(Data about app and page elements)
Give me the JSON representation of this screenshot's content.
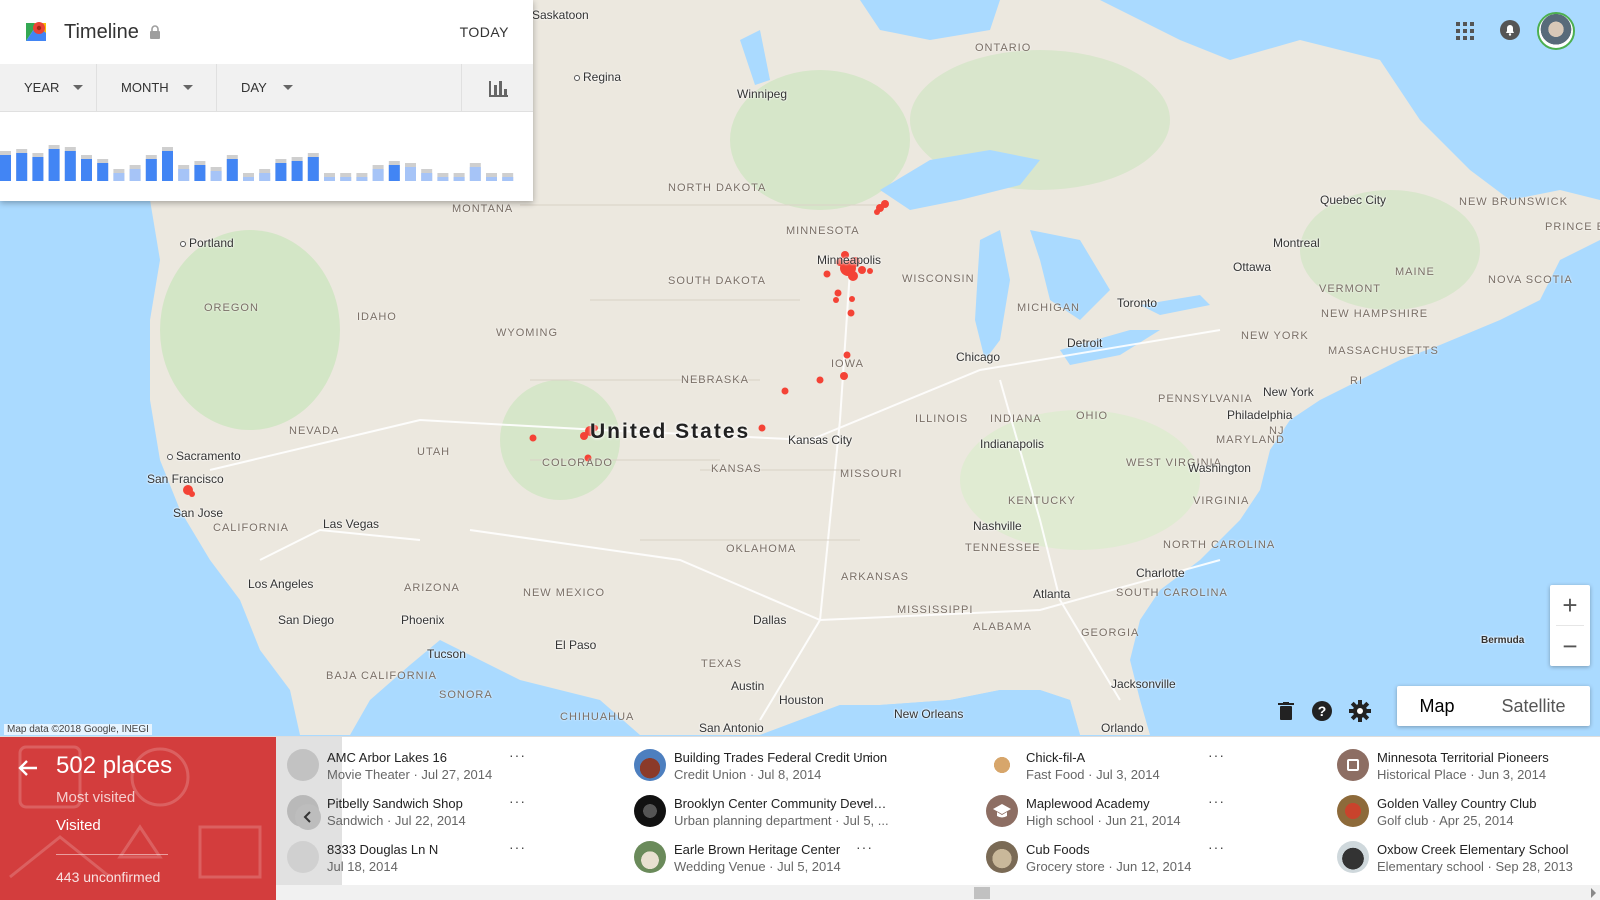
{
  "timeline": {
    "title": "Timeline",
    "today_label": "TODAY",
    "year_label": "YEAR",
    "month_label": "MONTH",
    "day_label": "DAY"
  },
  "map": {
    "attribution": "Map data ©2018 Google, INEGI",
    "country": "United States",
    "cities": [
      "Saskatoon",
      "Regina",
      "Winnipeg",
      "Portland",
      "Sacramento",
      "San Francisco",
      "San Jose",
      "Las Vegas",
      "Los Angeles",
      "San Diego",
      "Phoenix",
      "Tucson",
      "El Paso",
      "Minneapolis",
      "Kansas City",
      "Chicago",
      "Detroit",
      "Toronto",
      "Ottawa",
      "Montreal",
      "Quebec City",
      "New York",
      "Philadelphia",
      "Washington",
      "Indianapolis",
      "Nashville",
      "Charlotte",
      "Atlanta",
      "Dallas",
      "Austin",
      "Houston",
      "San Antonio",
      "New Orleans",
      "Jacksonville",
      "Orlando",
      "Bermuda"
    ],
    "regions": [
      "ONTARIO",
      "NORTH DAKOTA",
      "MINNESOTA",
      "MONTANA",
      "SOUTH DAKOTA",
      "OREGON",
      "IDAHO",
      "WYOMING",
      "WISCONSIN",
      "MICHIGAN",
      "NEBRASKA",
      "IOWA",
      "NEVADA",
      "UTAH",
      "COLORADO",
      "KANSAS",
      "MISSOURI",
      "ILLINOIS",
      "INDIANA",
      "OHIO",
      "CALIFORNIA",
      "ARIZONA",
      "NEW MEXICO",
      "OKLAHOMA",
      "ARKANSAS",
      "TENNESSEE",
      "KENTUCKY",
      "WEST VIRGINIA",
      "VIRGINIA",
      "NORTH CAROLINA",
      "SOUTH CAROLINA",
      "GEORGIA",
      "ALABAMA",
      "MISSISSIPPI",
      "TEXAS",
      "BAJA CALIFORNIA",
      "SONORA",
      "CHIHUAHUA",
      "NEW BRUNSWICK",
      "PRINCE EDWARD ISLAND",
      "NOVA SCOTIA",
      "MAINE",
      "VERMONT",
      "NEW HAMPSHIRE",
      "MASSACHUSETTS",
      "NEW YORK",
      "PENNSYLVANIA",
      "MARYLAND",
      "NJ",
      "RI"
    ],
    "dot_color": "#f44336"
  },
  "map_controls": {
    "zoom_in": "+",
    "zoom_out": "−",
    "map_label": "Map",
    "satellite_label": "Satellite"
  },
  "summary": {
    "count_label": "502 places",
    "most_visited_label": "Most visited",
    "visited_label": "Visited",
    "unconfirmed_label": "443 unconfirmed"
  },
  "places": [
    {
      "name": "AMC Arbor Lakes 16",
      "meta": "Movie Theater · Jul 27, 2014"
    },
    {
      "name": "Pitbelly Sandwich Shop",
      "meta": "Sandwich · Jul 22, 2014"
    },
    {
      "name": "8333 Douglas Ln N",
      "meta": "Jul 18, 2014"
    },
    {
      "name": "Building Trades Federal Credit Union",
      "meta": "Credit Union · Jul 8, 2014"
    },
    {
      "name": "Brooklyn Center Community Develo...",
      "meta": "Urban planning department · Jul 5, ..."
    },
    {
      "name": "Earle Brown Heritage Center",
      "meta": "Wedding Venue · Jul 5, 2014"
    },
    {
      "name": "Chick-fil-A",
      "meta": "Fast Food · Jul 3, 2014"
    },
    {
      "name": "Maplewood Academy",
      "meta": "High school · Jun 21, 2014"
    },
    {
      "name": "Cub Foods",
      "meta": "Grocery store · Jun 12, 2014"
    },
    {
      "name": "Minnesota Territorial Pioneers",
      "meta": "Historical Place · Jun 3, 2014"
    },
    {
      "name": "Golden Valley Country Club",
      "meta": "Golf club · Apr 25, 2014"
    },
    {
      "name": "Oxbow Creek Elementary School",
      "meta": "Elementary school · Sep 28, 2013"
    }
  ],
  "more_label": "···",
  "colors": {
    "accent_red": "#d33d3d",
    "bar_blue": "#4285f4",
    "bar_blue_light": "#a6c4f7",
    "bar_grey": "#cfcfcf"
  }
}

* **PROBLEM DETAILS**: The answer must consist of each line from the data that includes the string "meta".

* **RESULT FOR THIS EXERCISE**:
      "meta": "Movie Theater · Jul 27, 2014"
      "meta": "Sandwich · Jul 22, 2014"
      "meta": "Jul 18, 2014"
      "meta": "Credit Union · Jul 8, 2014"
      "meta": "Urban planning department · Jul 5, ..."
      "meta": "Wedding Venue · Jul 5, 2014"
      "meta": "Fast Food · Jul 3, 2014"
      "meta": "High school · Jun 21, 2014"
      "meta": "Grocery store · Jun 12, 2014"
      "meta": "Historical Place · Jun 3, 2014"
      "meta": "Golf club · Apr 25, 2014"
      "meta": "Elementary school · Sep 28, 2013"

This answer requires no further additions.